# WHAT TO WORK ON
In the lines below, count those containing the word "ACQUA" and give the number alone.
__________________________________________________
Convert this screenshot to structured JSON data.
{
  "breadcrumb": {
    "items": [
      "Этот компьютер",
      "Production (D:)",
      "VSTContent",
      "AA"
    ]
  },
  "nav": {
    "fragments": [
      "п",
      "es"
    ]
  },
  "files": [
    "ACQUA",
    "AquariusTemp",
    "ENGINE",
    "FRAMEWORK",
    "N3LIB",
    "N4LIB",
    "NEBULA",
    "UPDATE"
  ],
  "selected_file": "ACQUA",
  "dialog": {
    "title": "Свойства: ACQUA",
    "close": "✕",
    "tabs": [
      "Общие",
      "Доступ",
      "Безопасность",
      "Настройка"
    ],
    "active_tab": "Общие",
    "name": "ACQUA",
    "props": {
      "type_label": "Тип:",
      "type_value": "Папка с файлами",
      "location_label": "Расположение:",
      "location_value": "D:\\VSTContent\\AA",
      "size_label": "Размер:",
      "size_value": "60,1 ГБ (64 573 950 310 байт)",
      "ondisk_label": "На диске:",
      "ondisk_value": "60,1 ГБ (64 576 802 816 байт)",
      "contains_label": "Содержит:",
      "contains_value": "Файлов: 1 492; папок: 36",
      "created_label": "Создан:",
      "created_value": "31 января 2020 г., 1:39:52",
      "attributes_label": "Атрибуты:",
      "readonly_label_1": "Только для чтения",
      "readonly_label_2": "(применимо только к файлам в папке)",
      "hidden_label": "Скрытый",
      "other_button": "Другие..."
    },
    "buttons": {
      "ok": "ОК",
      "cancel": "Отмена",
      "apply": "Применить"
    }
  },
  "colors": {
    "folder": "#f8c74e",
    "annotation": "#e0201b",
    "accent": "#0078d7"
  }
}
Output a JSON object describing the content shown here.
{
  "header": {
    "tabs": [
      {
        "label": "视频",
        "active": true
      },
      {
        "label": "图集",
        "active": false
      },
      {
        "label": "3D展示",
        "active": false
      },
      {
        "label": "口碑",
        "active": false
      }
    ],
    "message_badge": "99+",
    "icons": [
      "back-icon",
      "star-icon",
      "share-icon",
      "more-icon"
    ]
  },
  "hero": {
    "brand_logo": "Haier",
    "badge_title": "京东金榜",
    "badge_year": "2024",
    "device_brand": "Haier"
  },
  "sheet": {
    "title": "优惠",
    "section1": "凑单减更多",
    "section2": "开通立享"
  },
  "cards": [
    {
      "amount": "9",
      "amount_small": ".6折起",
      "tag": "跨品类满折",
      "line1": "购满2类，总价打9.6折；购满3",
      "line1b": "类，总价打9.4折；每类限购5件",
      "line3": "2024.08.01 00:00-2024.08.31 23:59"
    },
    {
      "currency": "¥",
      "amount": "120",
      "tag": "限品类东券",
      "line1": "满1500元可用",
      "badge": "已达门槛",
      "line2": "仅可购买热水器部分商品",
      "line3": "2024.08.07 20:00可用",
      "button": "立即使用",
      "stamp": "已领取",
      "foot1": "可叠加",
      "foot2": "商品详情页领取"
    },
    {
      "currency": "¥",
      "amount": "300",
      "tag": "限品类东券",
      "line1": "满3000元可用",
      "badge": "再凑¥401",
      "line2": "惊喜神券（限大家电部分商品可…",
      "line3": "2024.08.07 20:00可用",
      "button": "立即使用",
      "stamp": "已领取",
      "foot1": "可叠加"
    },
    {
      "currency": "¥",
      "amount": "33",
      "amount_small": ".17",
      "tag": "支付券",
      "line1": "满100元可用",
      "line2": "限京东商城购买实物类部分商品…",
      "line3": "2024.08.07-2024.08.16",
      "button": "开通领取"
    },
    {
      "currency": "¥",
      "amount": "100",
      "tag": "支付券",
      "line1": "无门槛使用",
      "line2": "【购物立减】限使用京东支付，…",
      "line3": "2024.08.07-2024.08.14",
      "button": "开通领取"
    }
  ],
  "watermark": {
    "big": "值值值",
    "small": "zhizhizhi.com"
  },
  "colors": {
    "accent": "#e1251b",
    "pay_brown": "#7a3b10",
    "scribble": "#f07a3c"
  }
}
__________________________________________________
# EXERCISE RESULT
4